“Stunningly large jolts from so-called stop-loss trading amazed market traders. The automated sell orders were generated as oil crashed through price points that traders had programed in advance into their supercomputers. In many cases, computer algorithms sold for technical reasons, as oil dropped through levels that, once breached, could trigger ever larger waves of selling yet to come.
The machine trading, based on subtly different but fundamentally similar, algorithmic models, eliminates the white-knuckles and potential human error involved in actively trading a volatile market, and increases anonymity. Instead of breeding hesitation, abrupt price drops can quickly prompt these machines to unload a bullish long position in oil, and build up a bearish short one instead.

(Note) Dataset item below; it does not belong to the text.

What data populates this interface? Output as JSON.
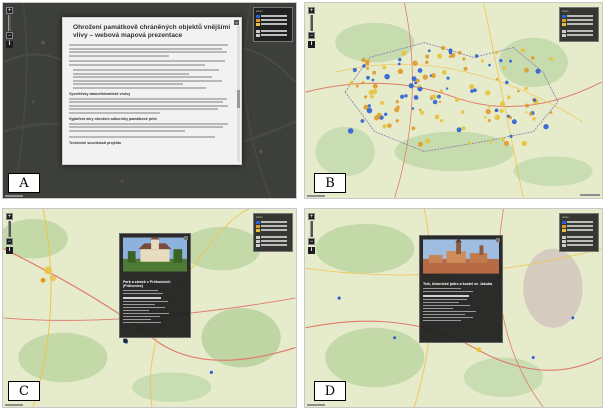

Machine-led trading is one plausible thesis for another apparent market anomaly that occurred on Thursday. Exchange data shows that the total number of open positions in the oil market — a number that would typically fall in a selloff — instead rose. Normally, panicky funds selling oil en masse would cause total “open interest” numbers to shrink, as exiting investors closed out contracts. But some machines, following the market trend, may have gone further, by dumping long positions and quickly amassing sizable short positions instead.” (Reuters)